Required work = Would you copy all lines in the data that contain the word "JSON"?

-------- Extracted material

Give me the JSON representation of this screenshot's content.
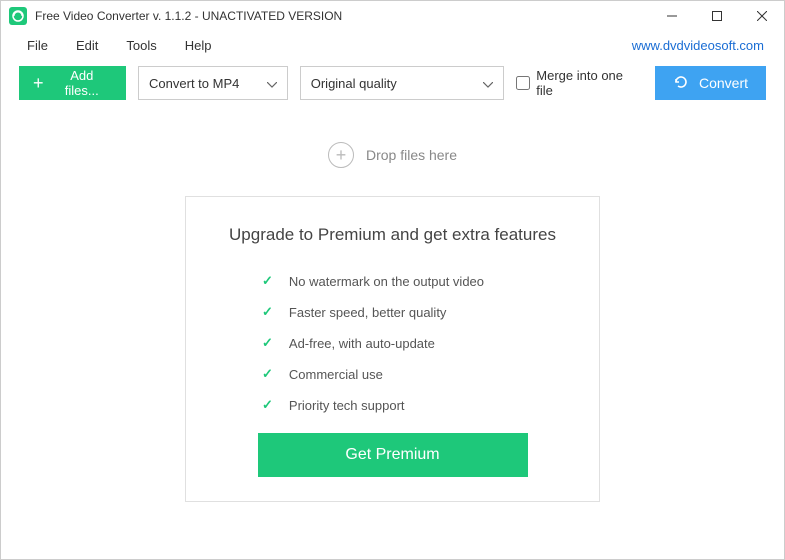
{
  "titlebar": {
    "title": "Free Video Converter v. 1.1.2 - UNACTIVATED VERSION"
  },
  "menubar": {
    "items": [
      "File",
      "Edit",
      "Tools",
      "Help"
    ],
    "website": "www.dvdvideosoft.com"
  },
  "toolbar": {
    "add_files": "Add files...",
    "format_selected": "Convert to MP4",
    "quality_selected": "Original quality",
    "merge_label": "Merge into one file",
    "convert": "Convert"
  },
  "dropzone": {
    "label": "Drop files here"
  },
  "premium": {
    "title": "Upgrade to Premium and get extra features",
    "features": [
      "No watermark on the output video",
      "Faster speed, better quality",
      "Ad-free, with auto-update",
      "Commercial use",
      "Priority tech support"
    ],
    "cta": "Get Premium"
  }
}
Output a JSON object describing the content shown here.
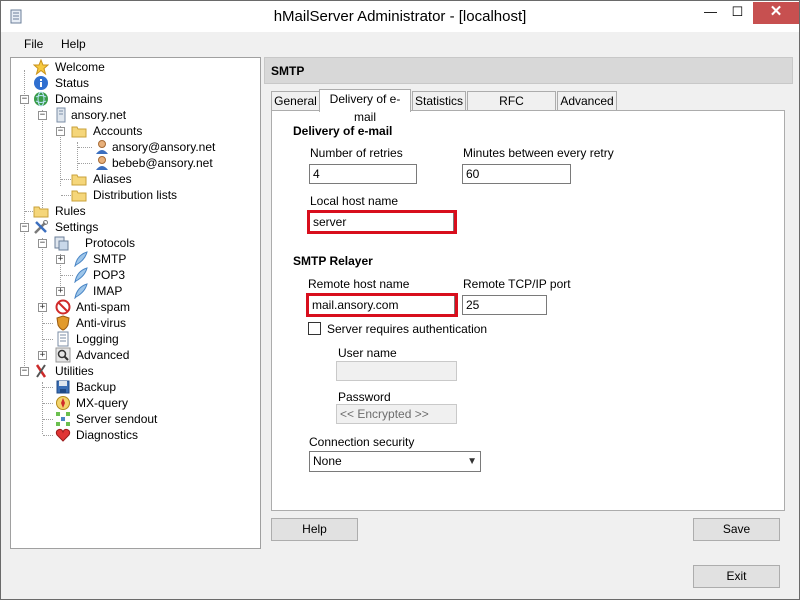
{
  "window": {
    "title": "hMailServer Administrator - [localhost]",
    "close_glyph": "✕",
    "minimize_glyph": "—",
    "maximize_glyph": "☐"
  },
  "menu": [
    "File",
    "Help"
  ],
  "tree": {
    "items": [
      {
        "label": "Welcome",
        "icon": "star-icon"
      },
      {
        "label": "Status",
        "icon": "info-icon"
      },
      {
        "label": "Domains",
        "icon": "globe-icon",
        "expander": "−"
      },
      {
        "label": "ansory.net",
        "icon": "server-icon",
        "expander": "−"
      },
      {
        "label": "Accounts",
        "icon": "folder-icon",
        "expander": "−"
      },
      {
        "label": "ansory@ansory.net",
        "icon": "user-icon"
      },
      {
        "label": "bebeb@ansory.net",
        "icon": "user-icon"
      },
      {
        "label": "Aliases",
        "icon": "folder-icon"
      },
      {
        "label": "Distribution lists",
        "icon": "folder-icon"
      },
      {
        "label": "Rules",
        "icon": "folder-icon"
      },
      {
        "label": "Settings",
        "icon": "tools-icon",
        "expander": "−"
      },
      {
        "label": "Protocols",
        "icon": "protocols-icon",
        "expander": "−"
      },
      {
        "label": "SMTP",
        "icon": "feather-icon",
        "expander": "+"
      },
      {
        "label": "POP3",
        "icon": "feather-icon"
      },
      {
        "label": "IMAP",
        "icon": "feather-icon",
        "expander": "+"
      },
      {
        "label": "Anti-spam",
        "icon": "no-entry-icon",
        "expander": "+"
      },
      {
        "label": "Anti-virus",
        "icon": "shield-icon"
      },
      {
        "label": "Logging",
        "icon": "log-icon"
      },
      {
        "label": "Advanced",
        "icon": "magnifier-icon",
        "expander": "+"
      },
      {
        "label": "Utilities",
        "icon": "wrench-icon",
        "expander": "−"
      },
      {
        "label": "Backup",
        "icon": "disk-icon"
      },
      {
        "label": "MX-query",
        "icon": "compass-icon"
      },
      {
        "label": "Server sendout",
        "icon": "network-icon"
      },
      {
        "label": "Diagnostics",
        "icon": "heart-icon"
      }
    ]
  },
  "panel": {
    "title": "SMTP"
  },
  "tabs": [
    "General",
    "Delivery of e-mail",
    "Statistics",
    "RFC compliance",
    "Advanced"
  ],
  "delivery": {
    "section_title": "Delivery of e-mail",
    "retries_label": "Number of retries",
    "retries_value": "4",
    "minutes_label": "Minutes between every retry",
    "minutes_value": "60",
    "localhost_label": "Local host name",
    "localhost_value": "server"
  },
  "relayer": {
    "section_title": "SMTP Relayer",
    "remote_host_label": "Remote host name",
    "remote_host_value": "mail.ansory.com",
    "port_label": "Remote TCP/IP port",
    "port_value": "25",
    "auth_label": "Server requires authentication",
    "auth_checked": false,
    "username_label": "User name",
    "username_value": "",
    "password_label": "Password",
    "password_value": "<< Encrypted >>",
    "security_label": "Connection security",
    "security_value": "None"
  },
  "buttons": {
    "help": "Help",
    "save": "Save",
    "exit": "Exit"
  },
  "colors": {
    "highlight": "#d80e1d",
    "close_button": "#c75050"
  }
}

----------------

Answer to this task =
Give me the JSON representation of this screenshot's content.
Output a JSON object describing the content shown here.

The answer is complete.